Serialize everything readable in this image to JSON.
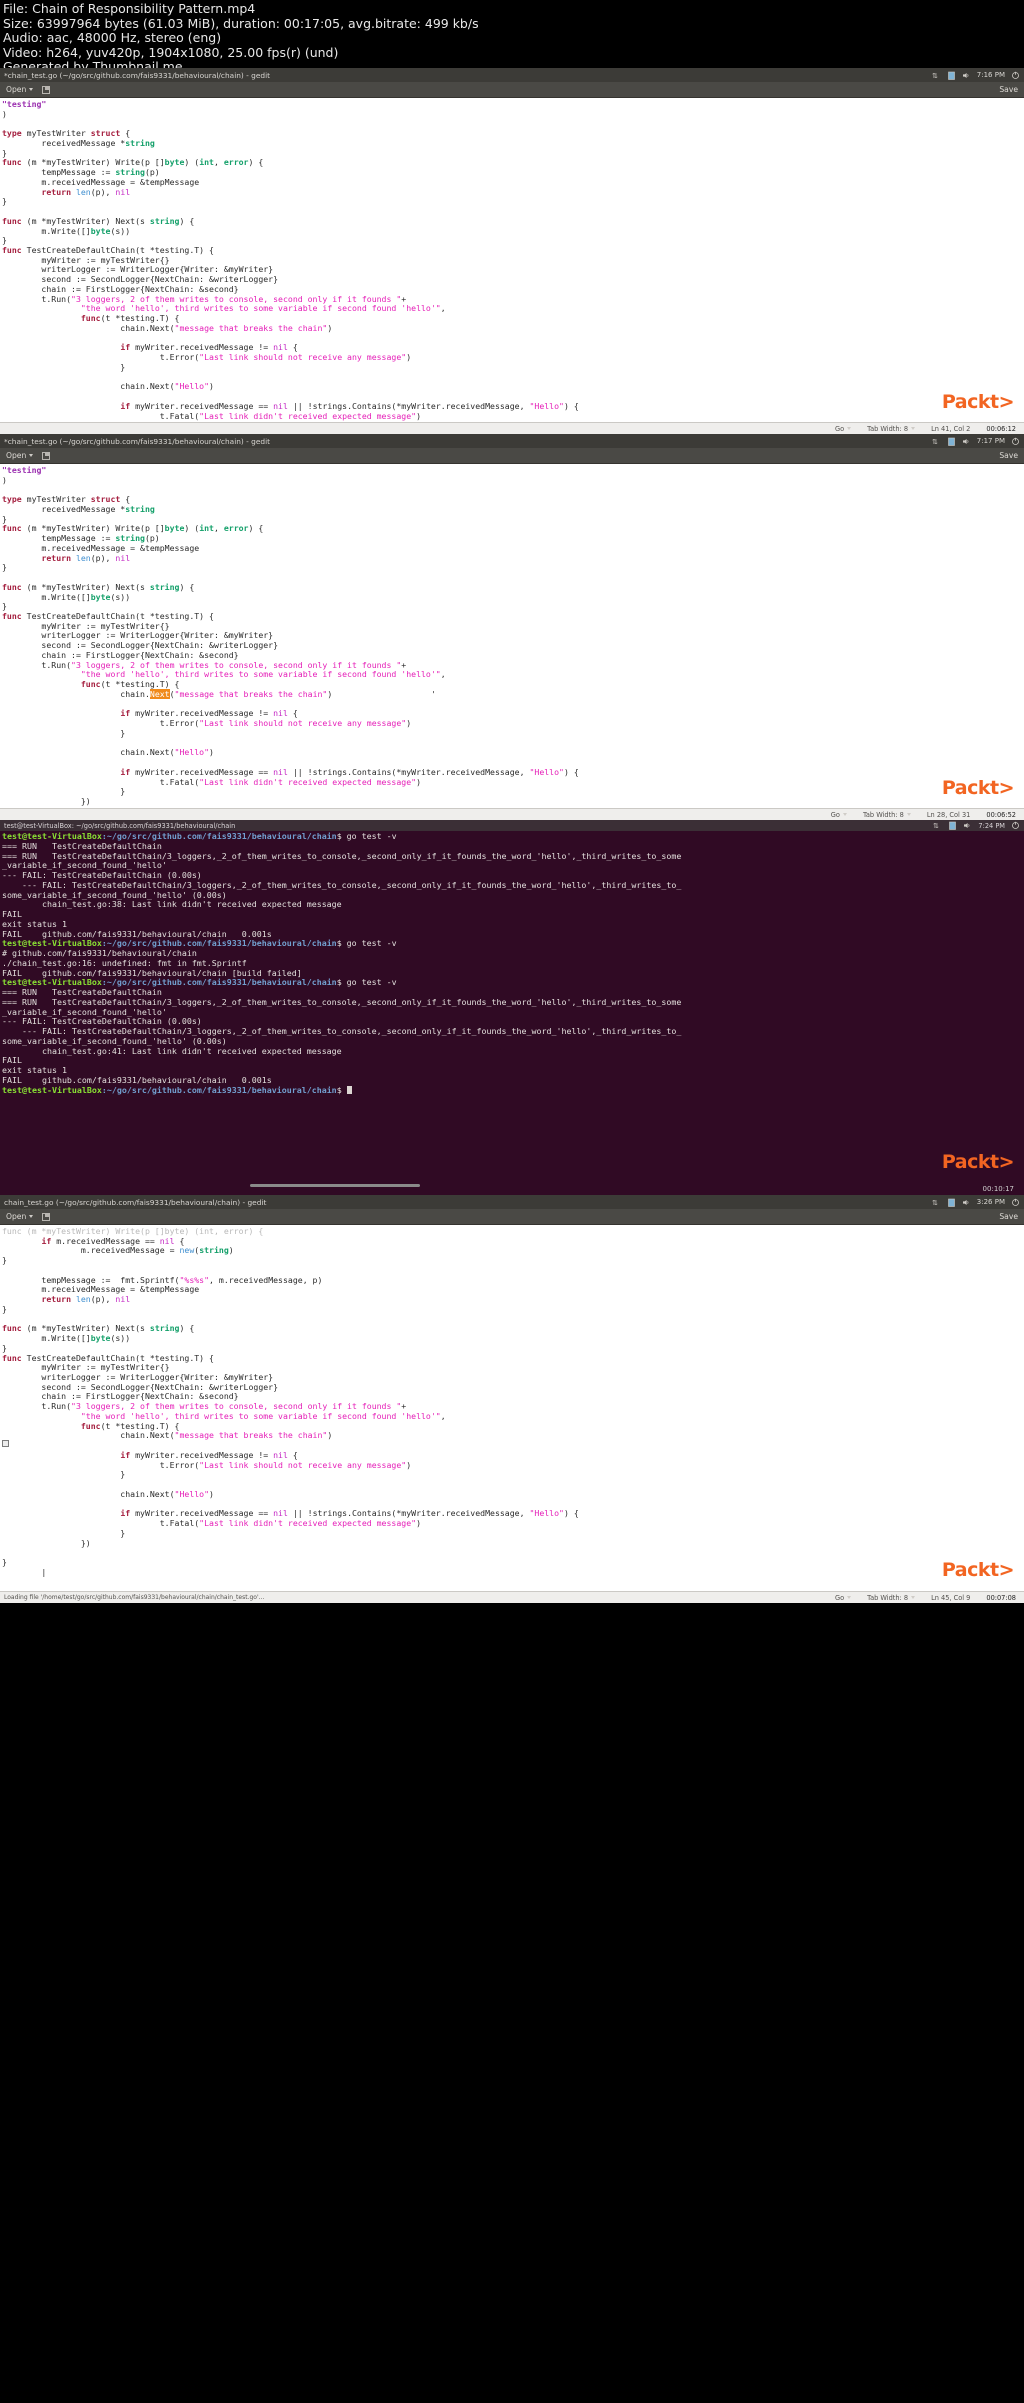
{
  "video_info": {
    "lines": [
      "File: Chain of Responsibility Pattern.mp4",
      "Size: 63997964 bytes (61.03 MiB), duration: 00:17:05, avg.bitrate: 499 kb/s",
      "Audio: aac, 48000 Hz, stereo (eng)",
      "Video: h264, yuv420p, 1904x1080, 25.00 fps(r) (und)",
      "Generated by Thumbnail me"
    ]
  },
  "editor1": {
    "title": "*chain_test.go (~/go/src/github.com/fais9331/behavioural/chain) - gedit",
    "clock": "7:16 PM",
    "open_label": "Open",
    "save_label": "Save",
    "status": {
      "lang": "Go",
      "tab_width": "Tab Width: 8",
      "position": "Ln 41, Col 2"
    },
    "watermark": "Packt",
    "timestamp": "00:06:12"
  },
  "editor2": {
    "title": "*chain_test.go (~/go/src/github.com/fais9331/behavioural/chain) - gedit",
    "clock": "7:17 PM",
    "open_label": "Open",
    "save_label": "Save",
    "status": {
      "lang": "Go",
      "tab_width": "Tab Width: 8",
      "position": "Ln 28, Col 31"
    },
    "watermark": "Packt",
    "timestamp": "00:06:52"
  },
  "editor3": {
    "title": "chain_test.go (~/go/src/github.com/fais9331/behavioural/chain) - gedit",
    "clock": "3:26 PM",
    "open_label": "Open",
    "save_label": "Save",
    "status": {
      "lang": "Go",
      "tab_width": "Tab Width: 8",
      "position": "Ln 45, Col 9"
    },
    "loading": "Loading file '/home/test/go/src/github.com/fais9331/behavioural/chain/chain_test.go'...",
    "watermark": "Packt",
    "timestamp": "00:07:08"
  },
  "terminal": {
    "title": "test@test-VirtualBox: ~/go/src/github.com/fais9331/behavioural/chain",
    "clock": "7:24 PM",
    "prompt_user": "test@test-VirtualBox",
    "prompt_path": ":~/go/src/github.com/fais9331/behavioural/chain",
    "watermark": "Packt",
    "timestamp": "00:10:17",
    "lines": [
      {
        "type": "prompt",
        "cmd": "$ go test -v"
      },
      {
        "type": "out",
        "text": "=== RUN   TestCreateDefaultChain"
      },
      {
        "type": "out",
        "text": "=== RUN   TestCreateDefaultChain/3_loggers,_2_of_them_writes_to_console,_second_only_if_it_founds_the_word_'hello',_third_writes_to_some"
      },
      {
        "type": "out",
        "text": "_variable_if_second_found_'hello'"
      },
      {
        "type": "out",
        "text": "--- FAIL: TestCreateDefaultChain (0.00s)"
      },
      {
        "type": "out",
        "text": "    --- FAIL: TestCreateDefaultChain/3_loggers,_2_of_them_writes_to_console,_second_only_if_it_founds_the_word_'hello',_third_writes_to_"
      },
      {
        "type": "out",
        "text": "some_variable_if_second_found_'hello' (0.00s)"
      },
      {
        "type": "out",
        "text": "        chain_test.go:38: Last link didn't received expected message"
      },
      {
        "type": "out",
        "text": "FAIL"
      },
      {
        "type": "out",
        "text": "exit status 1"
      },
      {
        "type": "out",
        "text": "FAIL    github.com/fais9331/behavioural/chain   0.001s"
      },
      {
        "type": "prompt",
        "cmd": "$ go test -v"
      },
      {
        "type": "out",
        "text": "# github.com/fais9331/behavioural/chain"
      },
      {
        "type": "out",
        "text": "./chain_test.go:16: undefined: fmt in fmt.Sprintf"
      },
      {
        "type": "out",
        "text": "FAIL    github.com/fais9331/behavioural/chain [build failed]"
      },
      {
        "type": "prompt",
        "cmd": "$ go test -v"
      },
      {
        "type": "out",
        "text": "=== RUN   TestCreateDefaultChain"
      },
      {
        "type": "out",
        "text": "=== RUN   TestCreateDefaultChain/3_loggers,_2_of_them_writes_to_console,_second_only_if_it_founds_the_word_'hello',_third_writes_to_some"
      },
      {
        "type": "out",
        "text": "_variable_if_second_found_'hello'"
      },
      {
        "type": "out",
        "text": "--- FAIL: TestCreateDefaultChain (0.00s)"
      },
      {
        "type": "out",
        "text": "    --- FAIL: TestCreateDefaultChain/3_loggers,_2_of_them_writes_to_console,_second_only_if_it_founds_the_word_'hello',_third_writes_to_"
      },
      {
        "type": "out",
        "text": "some_variable_if_second_found_'hello' (0.00s)"
      },
      {
        "type": "out",
        "text": "        chain_test.go:41: Last link didn't received expected message"
      },
      {
        "type": "out",
        "text": "FAIL"
      },
      {
        "type": "out",
        "text": "exit status 1"
      },
      {
        "type": "out",
        "text": "FAIL    github.com/fais9331/behavioural/chain   0.001s"
      },
      {
        "type": "prompt-cursor",
        "cmd": "$ "
      }
    ]
  },
  "colors": {
    "keyword": "#a52040",
    "type": "#14a06a",
    "string": "#e520b8",
    "builtin": "#3f8fd0",
    "nil": "#c428c4",
    "terminal_bg": "#300a24",
    "prompt_user": "#8ae234",
    "prompt_path": "#729fcf",
    "accent": "#f26522",
    "selection": "#f08a1a"
  }
}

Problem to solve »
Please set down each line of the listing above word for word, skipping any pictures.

Finished exercise »
Serialize everything readable in this image to JSON.
{
  "video_info": {
    "lines": [
      "File: Chain of Responsibility Pattern.mp4",
      "Size: 63997964 bytes (61.03 MiB), duration: 00:17:05, avg.bitrate: 499 kb/s",
      "Audio: aac, 48000 Hz, stereo (eng)",
      "Video: h264, yuv420p, 1904x1080, 25.00 fps(r) (und)",
      "Generated by Thumbnail me"
    ]
  },
  "editor1": {
    "title": "*chain_test.go (~/go/src/github.com/fais9331/behavioural/chain) - gedit",
    "clock": "7:16 PM",
    "open_label": "Open",
    "save_label": "Save",
    "status": {
      "lang": "Go",
      "tab_width": "Tab Width: 8",
      "position": "Ln 41, Col 2"
    },
    "watermark": "Packt",
    "timestamp": "00:06:12"
  },
  "editor2": {
    "title": "*chain_test.go (~/go/src/github.com/fais9331/behavioural/chain) - gedit",
    "clock": "7:17 PM",
    "open_label": "Open",
    "save_label": "Save",
    "status": {
      "lang": "Go",
      "tab_width": "Tab Width: 8",
      "position": "Ln 28, Col 31"
    },
    "watermark": "Packt",
    "timestamp": "00:06:52"
  },
  "editor3": {
    "title": "chain_test.go (~/go/src/github.com/fais9331/behavioural/chain) - gedit",
    "clock": "3:26 PM",
    "open_label": "Open",
    "save_label": "Save",
    "status": {
      "lang": "Go",
      "tab_width": "Tab Width: 8",
      "position": "Ln 45, Col 9"
    },
    "loading": "Loading file '/home/test/go/src/github.com/fais9331/behavioural/chain/chain_test.go'...",
    "watermark": "Packt",
    "timestamp": "00:07:08"
  },
  "terminal": {
    "title": "test@test-VirtualBox: ~/go/src/github.com/fais9331/behavioural/chain",
    "clock": "7:24 PM",
    "prompt_user": "test@test-VirtualBox",
    "prompt_path": ":~/go/src/github.com/fais9331/behavioural/chain",
    "watermark": "Packt",
    "timestamp": "00:10:17",
    "lines": [
      {
        "type": "prompt",
        "cmd": "$ go test -v"
      },
      {
        "type": "out",
        "text": "=== RUN   TestCreateDefaultChain"
      },
      {
        "type": "out",
        "text": "=== RUN   TestCreateDefaultChain/3_loggers,_2_of_them_writes_to_console,_second_only_if_it_founds_the_word_'hello',_third_writes_to_some"
      },
      {
        "type": "out",
        "text": "_variable_if_second_found_'hello'"
      },
      {
        "type": "out",
        "text": "--- FAIL: TestCreateDefaultChain (0.00s)"
      },
      {
        "type": "out",
        "text": "    --- FAIL: TestCreateDefaultChain/3_loggers,_2_of_them_writes_to_console,_second_only_if_it_founds_the_word_'hello',_third_writes_to_"
      },
      {
        "type": "out",
        "text": "some_variable_if_second_found_'hello' (0.00s)"
      },
      {
        "type": "out",
        "text": "        chain_test.go:38: Last link didn't received expected message"
      },
      {
        "type": "out",
        "text": "FAIL"
      },
      {
        "type": "out",
        "text": "exit status 1"
      },
      {
        "type": "out",
        "text": "FAIL    github.com/fais9331/behavioural/chain   0.001s"
      },
      {
        "type": "prompt",
        "cmd": "$ go test -v"
      },
      {
        "type": "out",
        "text": "# github.com/fais9331/behavioural/chain"
      },
      {
        "type": "out",
        "text": "./chain_test.go:16: undefined: fmt in fmt.Sprintf"
      },
      {
        "type": "out",
        "text": "FAIL    github.com/fais9331/behavioural/chain [build failed]"
      },
      {
        "type": "prompt",
        "cmd": "$ go test -v"
      },
      {
        "type": "out",
        "text": "=== RUN   TestCreateDefaultChain"
      },
      {
        "type": "out",
        "text": "=== RUN   TestCreateDefaultChain/3_loggers,_2_of_them_writes_to_console,_second_only_if_it_founds_the_word_'hello',_third_writes_to_some"
      },
      {
        "type": "out",
        "text": "_variable_if_second_found_'hello'"
      },
      {
        "type": "out",
        "text": "--- FAIL: TestCreateDefaultChain (0.00s)"
      },
      {
        "type": "out",
        "text": "    --- FAIL: TestCreateDefaultChain/3_loggers,_2_of_them_writes_to_console,_second_only_if_it_founds_the_word_'hello',_third_writes_to_"
      },
      {
        "type": "out",
        "text": "some_variable_if_second_found_'hello' (0.00s)"
      },
      {
        "type": "out",
        "text": "        chain_test.go:41: Last link didn't received expected message"
      },
      {
        "type": "out",
        "text": "FAIL"
      },
      {
        "type": "out",
        "text": "exit status 1"
      },
      {
        "type": "out",
        "text": "FAIL    github.com/fais9331/behavioural/chain   0.001s"
      },
      {
        "type": "prompt-cursor",
        "cmd": "$ "
      }
    ]
  },
  "colors": {
    "keyword": "#a52040",
    "type": "#14a06a",
    "string": "#e520b8",
    "builtin": "#3f8fd0",
    "nil": "#c428c4",
    "terminal_bg": "#300a24",
    "prompt_user": "#8ae234",
    "prompt_path": "#729fcf",
    "accent": "#f26522",
    "selection": "#f08a1a"
  }
}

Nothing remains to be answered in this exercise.